§ Work request: Pick every line out of the entries below that has the string "this", and copy it.

§ Interface dataset entries:
----------

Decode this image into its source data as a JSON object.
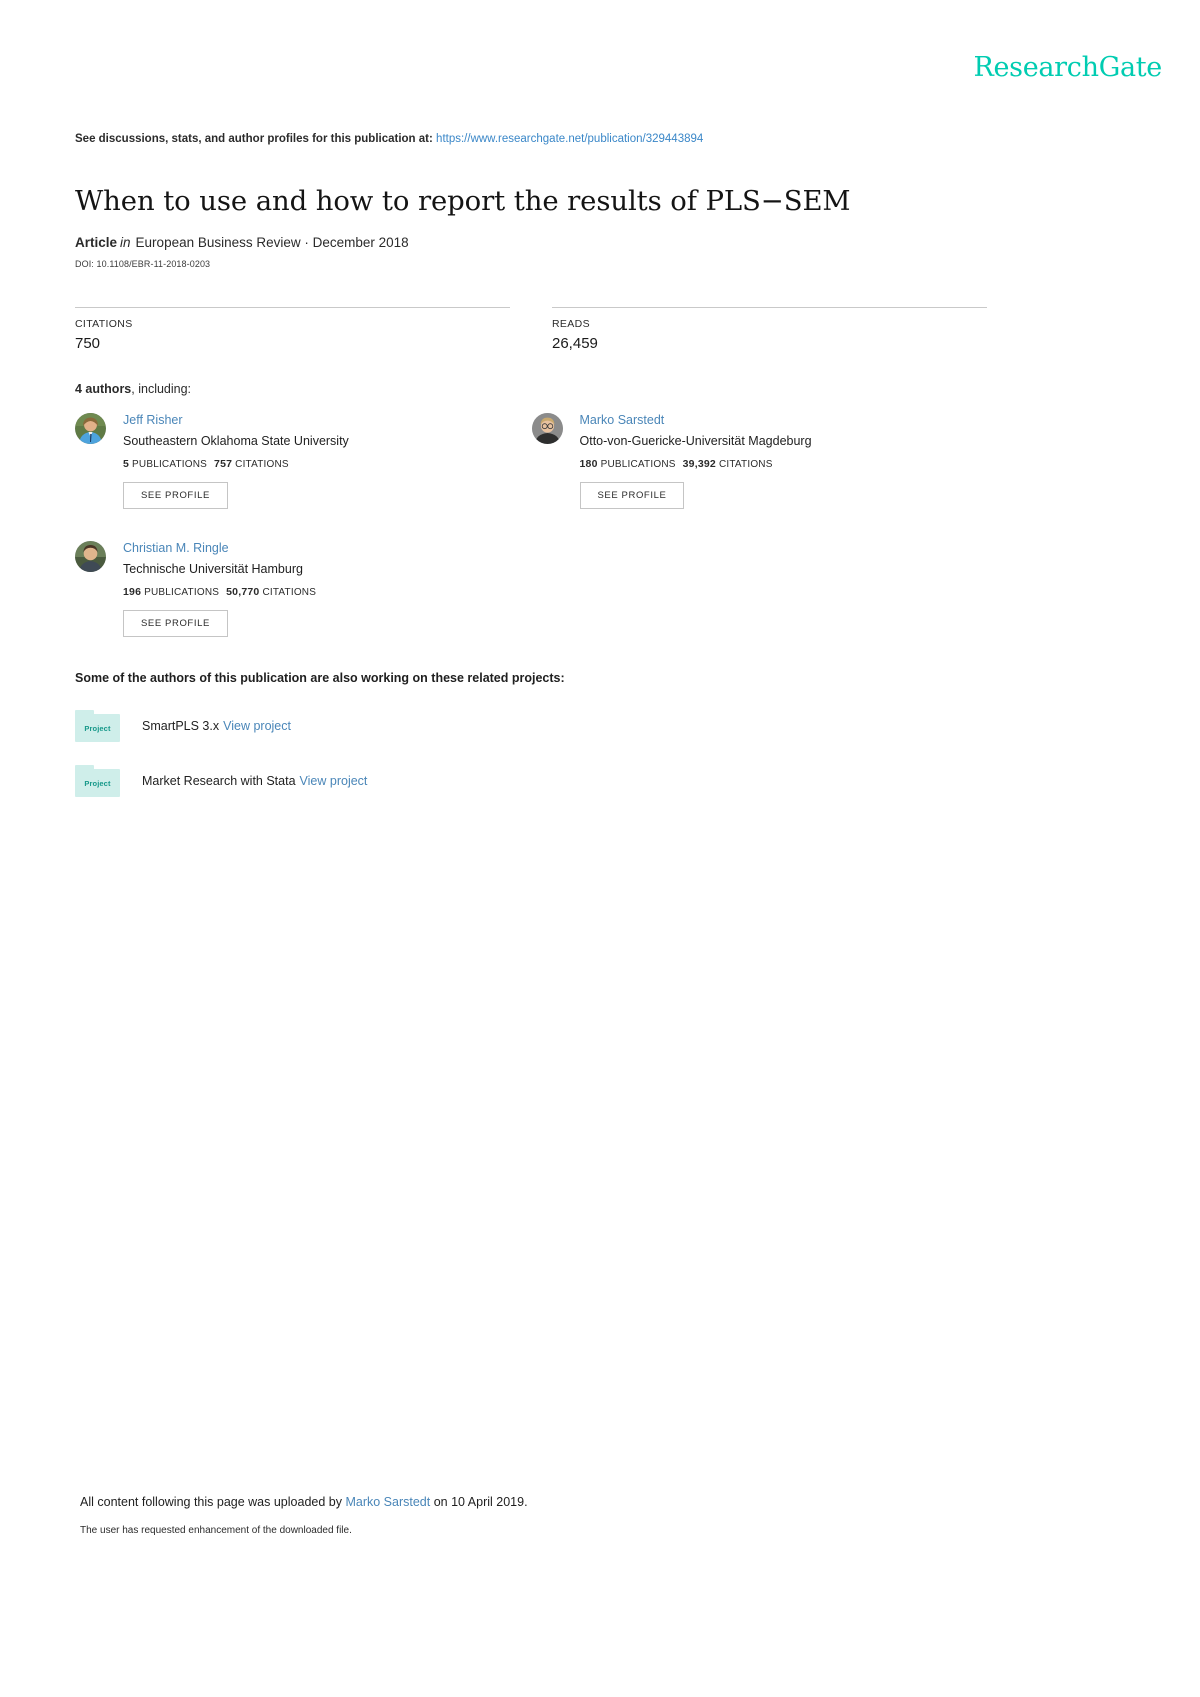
{
  "brand": {
    "logo_text": "ResearchGate",
    "logo_color": "#00ccb1",
    "link_color": "#4a86b8"
  },
  "header": {
    "discussion_prefix": "See discussions, stats, and author profiles for this publication at:",
    "publication_url": "https://www.researchgate.net/publication/329443894"
  },
  "publication": {
    "title": "When to use and how to report the results of PLS−SEM",
    "type_label": "Article",
    "in_label": "in",
    "venue_and_date": "European Business Review · December 2018",
    "doi": "DOI: 10.1108/EBR-11-2018-0203"
  },
  "stats": {
    "citations": {
      "label": "CITATIONS",
      "value": "750"
    },
    "reads": {
      "label": "READS",
      "value": "26,459"
    }
  },
  "authors_section": {
    "count_label": "4 authors",
    "including_label": ", including:",
    "see_profile_label": "SEE PROFILE",
    "publications_label": "PUBLICATIONS",
    "citations_label": "CITATIONS",
    "authors": [
      {
        "name": "Jeff Risher",
        "affiliation": "Southeastern Oklahoma State University",
        "publications": "5",
        "citations": "757"
      },
      {
        "name": "Marko Sarstedt",
        "affiliation": "Otto-von-Guericke-Universität Magdeburg",
        "publications": "180",
        "citations": "39,392"
      },
      {
        "name": "Christian M. Ringle",
        "affiliation": "Technische Universität Hamburg",
        "publications": "196",
        "citations": "50,770"
      }
    ]
  },
  "projects_section": {
    "heading": "Some of the authors of this publication are also working on these related projects:",
    "icon_label": "Project",
    "view_label": "View project",
    "projects": [
      {
        "name": "SmartPLS 3.x"
      },
      {
        "name": "Market Research with Stata"
      }
    ]
  },
  "footer": {
    "upload_prefix": "All content following this page was uploaded by",
    "uploader": "Marko Sarstedt",
    "upload_suffix": "on 10 April 2019.",
    "enhancement_note": "The user has requested enhancement of the downloaded file."
  }
}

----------

§ Output of the task:
Decode this image into its source data as a JSON object.
    "discussion_prefix": "See discussions, stats, and author profiles for this publication at:",
    "heading": "Some of the authors of this publication are also working on these related projects:",
    "upload_prefix": "All content following this page was uploaded by",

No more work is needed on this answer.